*What to do*. If a line in the data contains "username", copy it out.

*Records for the task*.
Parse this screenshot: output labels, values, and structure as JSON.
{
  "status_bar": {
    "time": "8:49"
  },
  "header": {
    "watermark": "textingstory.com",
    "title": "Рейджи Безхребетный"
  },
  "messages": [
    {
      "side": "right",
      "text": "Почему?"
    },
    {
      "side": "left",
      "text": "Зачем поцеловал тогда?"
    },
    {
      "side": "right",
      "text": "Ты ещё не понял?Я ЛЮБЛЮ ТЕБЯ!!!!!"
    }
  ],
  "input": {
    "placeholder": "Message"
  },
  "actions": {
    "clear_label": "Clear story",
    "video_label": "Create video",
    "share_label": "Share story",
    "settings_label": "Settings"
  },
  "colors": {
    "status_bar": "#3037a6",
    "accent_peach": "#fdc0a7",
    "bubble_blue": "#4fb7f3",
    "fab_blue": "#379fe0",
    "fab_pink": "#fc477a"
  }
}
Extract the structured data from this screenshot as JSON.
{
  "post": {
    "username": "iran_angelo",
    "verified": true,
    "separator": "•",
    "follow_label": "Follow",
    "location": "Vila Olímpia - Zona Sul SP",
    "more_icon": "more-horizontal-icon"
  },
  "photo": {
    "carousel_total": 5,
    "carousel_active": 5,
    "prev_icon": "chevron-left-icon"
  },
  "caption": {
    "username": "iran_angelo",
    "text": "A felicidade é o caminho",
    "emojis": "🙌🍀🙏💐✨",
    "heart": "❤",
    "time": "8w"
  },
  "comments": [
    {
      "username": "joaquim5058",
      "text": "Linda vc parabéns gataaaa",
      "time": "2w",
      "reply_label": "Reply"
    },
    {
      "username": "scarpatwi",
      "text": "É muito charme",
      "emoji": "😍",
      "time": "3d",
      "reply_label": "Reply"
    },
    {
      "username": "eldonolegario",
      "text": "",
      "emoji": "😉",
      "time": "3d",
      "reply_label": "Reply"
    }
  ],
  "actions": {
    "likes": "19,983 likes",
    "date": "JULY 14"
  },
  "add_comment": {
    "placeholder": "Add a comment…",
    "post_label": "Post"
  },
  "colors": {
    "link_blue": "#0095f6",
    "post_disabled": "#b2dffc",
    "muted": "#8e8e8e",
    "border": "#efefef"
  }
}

*The completed task*.
    "username": "iran_angelo",
    "username": "iran_angelo",
      "username": "joaquim5058",
      "username": "scarpatwi",
      "username": "eldonolegario",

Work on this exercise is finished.